======== EXERCISE INPUT

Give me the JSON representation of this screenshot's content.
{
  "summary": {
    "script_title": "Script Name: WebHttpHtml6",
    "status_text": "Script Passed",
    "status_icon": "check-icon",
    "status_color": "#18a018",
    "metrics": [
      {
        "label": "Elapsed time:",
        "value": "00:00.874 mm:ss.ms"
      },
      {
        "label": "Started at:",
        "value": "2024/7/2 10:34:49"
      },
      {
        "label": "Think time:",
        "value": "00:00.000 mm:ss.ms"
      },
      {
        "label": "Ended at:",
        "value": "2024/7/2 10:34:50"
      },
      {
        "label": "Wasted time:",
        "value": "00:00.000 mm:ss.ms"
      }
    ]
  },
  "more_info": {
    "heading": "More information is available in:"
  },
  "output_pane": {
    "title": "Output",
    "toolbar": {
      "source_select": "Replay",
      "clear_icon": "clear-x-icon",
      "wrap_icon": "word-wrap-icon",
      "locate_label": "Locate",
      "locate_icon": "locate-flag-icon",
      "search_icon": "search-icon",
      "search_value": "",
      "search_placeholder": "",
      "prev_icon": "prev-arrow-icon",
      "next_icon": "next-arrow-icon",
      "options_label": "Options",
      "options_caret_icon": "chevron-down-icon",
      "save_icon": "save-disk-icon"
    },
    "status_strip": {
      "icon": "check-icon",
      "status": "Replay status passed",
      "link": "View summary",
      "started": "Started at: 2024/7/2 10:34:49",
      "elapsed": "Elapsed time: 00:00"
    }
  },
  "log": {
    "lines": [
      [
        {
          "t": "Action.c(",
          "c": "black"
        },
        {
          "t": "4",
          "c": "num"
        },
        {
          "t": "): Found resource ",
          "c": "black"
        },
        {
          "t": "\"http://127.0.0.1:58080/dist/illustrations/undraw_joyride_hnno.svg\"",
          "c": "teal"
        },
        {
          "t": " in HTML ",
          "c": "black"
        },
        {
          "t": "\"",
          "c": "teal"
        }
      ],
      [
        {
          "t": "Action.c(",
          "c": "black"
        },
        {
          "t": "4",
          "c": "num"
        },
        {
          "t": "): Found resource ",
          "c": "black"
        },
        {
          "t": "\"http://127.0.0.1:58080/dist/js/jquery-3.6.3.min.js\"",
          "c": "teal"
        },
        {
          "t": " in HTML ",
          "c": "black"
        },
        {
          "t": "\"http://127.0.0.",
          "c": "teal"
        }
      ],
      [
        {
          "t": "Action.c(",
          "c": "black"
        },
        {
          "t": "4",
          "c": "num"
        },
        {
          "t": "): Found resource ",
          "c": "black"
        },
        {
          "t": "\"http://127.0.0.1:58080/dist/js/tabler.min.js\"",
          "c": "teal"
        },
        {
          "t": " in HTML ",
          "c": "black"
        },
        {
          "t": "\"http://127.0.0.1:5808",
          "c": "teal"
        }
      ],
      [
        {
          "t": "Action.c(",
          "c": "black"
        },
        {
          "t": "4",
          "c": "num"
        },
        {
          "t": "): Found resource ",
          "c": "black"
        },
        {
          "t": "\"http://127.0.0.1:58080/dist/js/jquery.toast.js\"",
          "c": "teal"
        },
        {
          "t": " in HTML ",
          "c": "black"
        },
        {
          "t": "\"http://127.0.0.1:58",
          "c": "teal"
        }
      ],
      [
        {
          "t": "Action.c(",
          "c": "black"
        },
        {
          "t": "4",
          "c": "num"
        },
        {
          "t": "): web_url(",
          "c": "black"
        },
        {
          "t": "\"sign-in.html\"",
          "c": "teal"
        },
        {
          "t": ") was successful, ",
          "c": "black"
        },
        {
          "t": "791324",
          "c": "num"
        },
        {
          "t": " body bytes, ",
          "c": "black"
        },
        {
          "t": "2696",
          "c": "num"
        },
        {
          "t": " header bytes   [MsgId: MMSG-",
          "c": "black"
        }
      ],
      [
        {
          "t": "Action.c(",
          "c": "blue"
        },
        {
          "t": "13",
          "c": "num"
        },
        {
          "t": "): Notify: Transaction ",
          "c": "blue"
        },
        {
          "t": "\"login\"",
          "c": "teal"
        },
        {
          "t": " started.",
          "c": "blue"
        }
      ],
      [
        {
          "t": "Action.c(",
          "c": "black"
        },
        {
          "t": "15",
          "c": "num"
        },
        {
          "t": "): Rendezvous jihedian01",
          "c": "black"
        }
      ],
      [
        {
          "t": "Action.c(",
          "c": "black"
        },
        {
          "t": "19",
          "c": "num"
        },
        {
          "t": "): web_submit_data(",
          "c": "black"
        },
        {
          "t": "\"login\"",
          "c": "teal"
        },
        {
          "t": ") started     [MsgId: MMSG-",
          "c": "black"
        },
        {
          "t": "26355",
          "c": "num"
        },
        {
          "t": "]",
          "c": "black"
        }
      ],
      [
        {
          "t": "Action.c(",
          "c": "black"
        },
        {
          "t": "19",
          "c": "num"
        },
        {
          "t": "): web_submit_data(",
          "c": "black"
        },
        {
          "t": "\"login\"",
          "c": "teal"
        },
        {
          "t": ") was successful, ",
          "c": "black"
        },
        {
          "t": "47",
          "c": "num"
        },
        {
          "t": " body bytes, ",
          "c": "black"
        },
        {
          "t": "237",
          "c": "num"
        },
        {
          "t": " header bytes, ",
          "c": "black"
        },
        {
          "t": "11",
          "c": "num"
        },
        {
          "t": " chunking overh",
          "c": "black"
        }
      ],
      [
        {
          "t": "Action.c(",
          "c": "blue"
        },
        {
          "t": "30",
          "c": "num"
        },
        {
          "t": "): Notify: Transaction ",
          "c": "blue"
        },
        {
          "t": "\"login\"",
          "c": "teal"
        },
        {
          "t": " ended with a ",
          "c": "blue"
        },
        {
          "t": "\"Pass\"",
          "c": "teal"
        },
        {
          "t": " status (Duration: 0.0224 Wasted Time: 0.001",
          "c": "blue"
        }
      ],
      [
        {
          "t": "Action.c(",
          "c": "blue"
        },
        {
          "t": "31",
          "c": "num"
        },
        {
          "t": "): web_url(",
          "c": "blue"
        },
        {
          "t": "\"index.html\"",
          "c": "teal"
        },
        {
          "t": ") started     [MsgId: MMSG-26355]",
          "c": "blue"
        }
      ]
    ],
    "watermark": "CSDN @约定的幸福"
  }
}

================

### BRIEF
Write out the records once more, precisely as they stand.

### ANSWER BOX
Give me the JSON representation of this screenshot's content.
{
  "summary": {
    "script_title": "Script Name: WebHttpHtml6",
    "status_text": "Script Passed",
    "status_icon": "check-icon",
    "status_color": "#18a018",
    "metrics": [
      {
        "label": "Elapsed time:",
        "value": "00:00.874 mm:ss.ms"
      },
      {
        "label": "Started at:",
        "value": "2024/7/2 10:34:49"
      },
      {
        "label": "Think time:",
        "value": "00:00.000 mm:ss.ms"
      },
      {
        "label": "Ended at:",
        "value": "2024/7/2 10:34:50"
      },
      {
        "label": "Wasted time:",
        "value": "00:00.000 mm:ss.ms"
      }
    ]
  },
  "more_info": {
    "heading": "More information is available in:"
  },
  "output_pane": {
    "title": "Output",
    "toolbar": {
      "source_select": "Replay",
      "clear_icon": "clear-x-icon",
      "wrap_icon": "word-wrap-icon",
      "locate_label": "Locate",
      "locate_icon": "locate-flag-icon",
      "search_icon": "search-icon",
      "search_value": "",
      "search_placeholder": "",
      "prev_icon": "prev-arrow-icon",
      "next_icon": "next-arrow-icon",
      "options_label": "Options",
      "options_caret_icon": "chevron-down-icon",
      "save_icon": "save-disk-icon"
    },
    "status_strip": {
      "icon": "check-icon",
      "status": "Replay status passed",
      "link": "View summary",
      "started": "Started at: 2024/7/2 10:34:49",
      "elapsed": "Elapsed time: 00:00"
    }
  },
  "log": {
    "lines": [
      [
        {
          "t": "Action.c(",
          "c": "black"
        },
        {
          "t": "4",
          "c": "num"
        },
        {
          "t": "): Found resource ",
          "c": "black"
        },
        {
          "t": "\"http://127.0.0.1:58080/dist/illustrations/undraw_joyride_hnno.svg\"",
          "c": "teal"
        },
        {
          "t": " in HTML ",
          "c": "black"
        },
        {
          "t": "\"",
          "c": "teal"
        }
      ],
      [
        {
          "t": "Action.c(",
          "c": "black"
        },
        {
          "t": "4",
          "c": "num"
        },
        {
          "t": "): Found resource ",
          "c": "black"
        },
        {
          "t": "\"http://127.0.0.1:58080/dist/js/jquery-3.6.3.min.js\"",
          "c": "teal"
        },
        {
          "t": " in HTML ",
          "c": "black"
        },
        {
          "t": "\"http://127.0.0.",
          "c": "teal"
        }
      ],
      [
        {
          "t": "Action.c(",
          "c": "black"
        },
        {
          "t": "4",
          "c": "num"
        },
        {
          "t": "): Found resource ",
          "c": "black"
        },
        {
          "t": "\"http://127.0.0.1:58080/dist/js/tabler.min.js\"",
          "c": "teal"
        },
        {
          "t": " in HTML ",
          "c": "black"
        },
        {
          "t": "\"http://127.0.0.1:5808",
          "c": "teal"
        }
      ],
      [
        {
          "t": "Action.c(",
          "c": "black"
        },
        {
          "t": "4",
          "c": "num"
        },
        {
          "t": "): Found resource ",
          "c": "black"
        },
        {
          "t": "\"http://127.0.0.1:58080/dist/js/jquery.toast.js\"",
          "c": "teal"
        },
        {
          "t": " in HTML ",
          "c": "black"
        },
        {
          "t": "\"http://127.0.0.1:58",
          "c": "teal"
        }
      ],
      [
        {
          "t": "Action.c(",
          "c": "black"
        },
        {
          "t": "4",
          "c": "num"
        },
        {
          "t": "): web_url(",
          "c": "black"
        },
        {
          "t": "\"sign-in.html\"",
          "c": "teal"
        },
        {
          "t": ") was successful, ",
          "c": "black"
        },
        {
          "t": "791324",
          "c": "num"
        },
        {
          "t": " body bytes, ",
          "c": "black"
        },
        {
          "t": "2696",
          "c": "num"
        },
        {
          "t": " header bytes   [MsgId: MMSG-",
          "c": "black"
        }
      ],
      [
        {
          "t": "Action.c(",
          "c": "blue"
        },
        {
          "t": "13",
          "c": "num"
        },
        {
          "t": "): Notify: Transaction ",
          "c": "blue"
        },
        {
          "t": "\"login\"",
          "c": "teal"
        },
        {
          "t": " started.",
          "c": "blue"
        }
      ],
      [
        {
          "t": "Action.c(",
          "c": "black"
        },
        {
          "t": "15",
          "c": "num"
        },
        {
          "t": "): Rendezvous jihedian01",
          "c": "black"
        }
      ],
      [
        {
          "t": "Action.c(",
          "c": "black"
        },
        {
          "t": "19",
          "c": "num"
        },
        {
          "t": "): web_submit_data(",
          "c": "black"
        },
        {
          "t": "\"login\"",
          "c": "teal"
        },
        {
          "t": ") started     [MsgId: MMSG-",
          "c": "black"
        },
        {
          "t": "26355",
          "c": "num"
        },
        {
          "t": "]",
          "c": "black"
        }
      ],
      [
        {
          "t": "Action.c(",
          "c": "black"
        },
        {
          "t": "19",
          "c": "num"
        },
        {
          "t": "): web_submit_data(",
          "c": "black"
        },
        {
          "t": "\"login\"",
          "c": "teal"
        },
        {
          "t": ") was successful, ",
          "c": "black"
        },
        {
          "t": "47",
          "c": "num"
        },
        {
          "t": " body bytes, ",
          "c": "black"
        },
        {
          "t": "237",
          "c": "num"
        },
        {
          "t": " header bytes, ",
          "c": "black"
        },
        {
          "t": "11",
          "c": "num"
        },
        {
          "t": " chunking overh",
          "c": "black"
        }
      ],
      [
        {
          "t": "Action.c(",
          "c": "blue"
        },
        {
          "t": "30",
          "c": "num"
        },
        {
          "t": "): Notify: Transaction ",
          "c": "blue"
        },
        {
          "t": "\"login\"",
          "c": "teal"
        },
        {
          "t": " ended with a ",
          "c": "blue"
        },
        {
          "t": "\"Pass\"",
          "c": "teal"
        },
        {
          "t": " status (Duration: 0.0224 Wasted Time: 0.001",
          "c": "blue"
        }
      ],
      [
        {
          "t": "Action.c(",
          "c": "blue"
        },
        {
          "t": "31",
          "c": "num"
        },
        {
          "t": "): web_url(",
          "c": "blue"
        },
        {
          "t": "\"index.html\"",
          "c": "teal"
        },
        {
          "t": ") started     [MsgId: MMSG-26355]",
          "c": "blue"
        }
      ]
    ],
    "watermark": "CSDN @约定的幸福"
  }
}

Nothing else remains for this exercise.